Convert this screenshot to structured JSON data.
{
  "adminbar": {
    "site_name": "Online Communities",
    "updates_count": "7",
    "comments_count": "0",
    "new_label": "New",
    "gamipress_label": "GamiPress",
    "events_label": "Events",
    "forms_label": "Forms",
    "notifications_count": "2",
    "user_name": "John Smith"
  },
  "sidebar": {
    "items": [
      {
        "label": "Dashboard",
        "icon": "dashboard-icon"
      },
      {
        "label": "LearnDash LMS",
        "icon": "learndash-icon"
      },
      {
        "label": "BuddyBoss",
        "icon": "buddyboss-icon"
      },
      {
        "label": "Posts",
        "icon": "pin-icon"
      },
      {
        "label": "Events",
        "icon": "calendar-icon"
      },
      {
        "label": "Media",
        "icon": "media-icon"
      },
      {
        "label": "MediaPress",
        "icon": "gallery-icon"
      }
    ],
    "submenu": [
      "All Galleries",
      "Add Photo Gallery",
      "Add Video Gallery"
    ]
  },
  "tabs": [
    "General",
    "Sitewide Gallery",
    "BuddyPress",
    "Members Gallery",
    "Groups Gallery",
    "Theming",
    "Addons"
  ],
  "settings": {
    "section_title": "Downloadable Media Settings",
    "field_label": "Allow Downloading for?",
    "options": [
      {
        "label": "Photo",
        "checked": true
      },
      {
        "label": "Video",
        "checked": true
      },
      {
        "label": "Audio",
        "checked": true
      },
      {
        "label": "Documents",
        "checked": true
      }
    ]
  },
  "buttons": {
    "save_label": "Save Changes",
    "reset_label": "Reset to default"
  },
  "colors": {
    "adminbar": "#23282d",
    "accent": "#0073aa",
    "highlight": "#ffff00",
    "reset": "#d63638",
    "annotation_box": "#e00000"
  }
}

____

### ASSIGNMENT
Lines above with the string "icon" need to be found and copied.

### ANSWER SPACE
        "icon": "dashboard-icon"
        "icon": "learndash-icon"
        "icon": "buddyboss-icon"
        "icon": "pin-icon"
        "icon": "calendar-icon"
        "icon": "media-icon"
        "icon": "gallery-icon"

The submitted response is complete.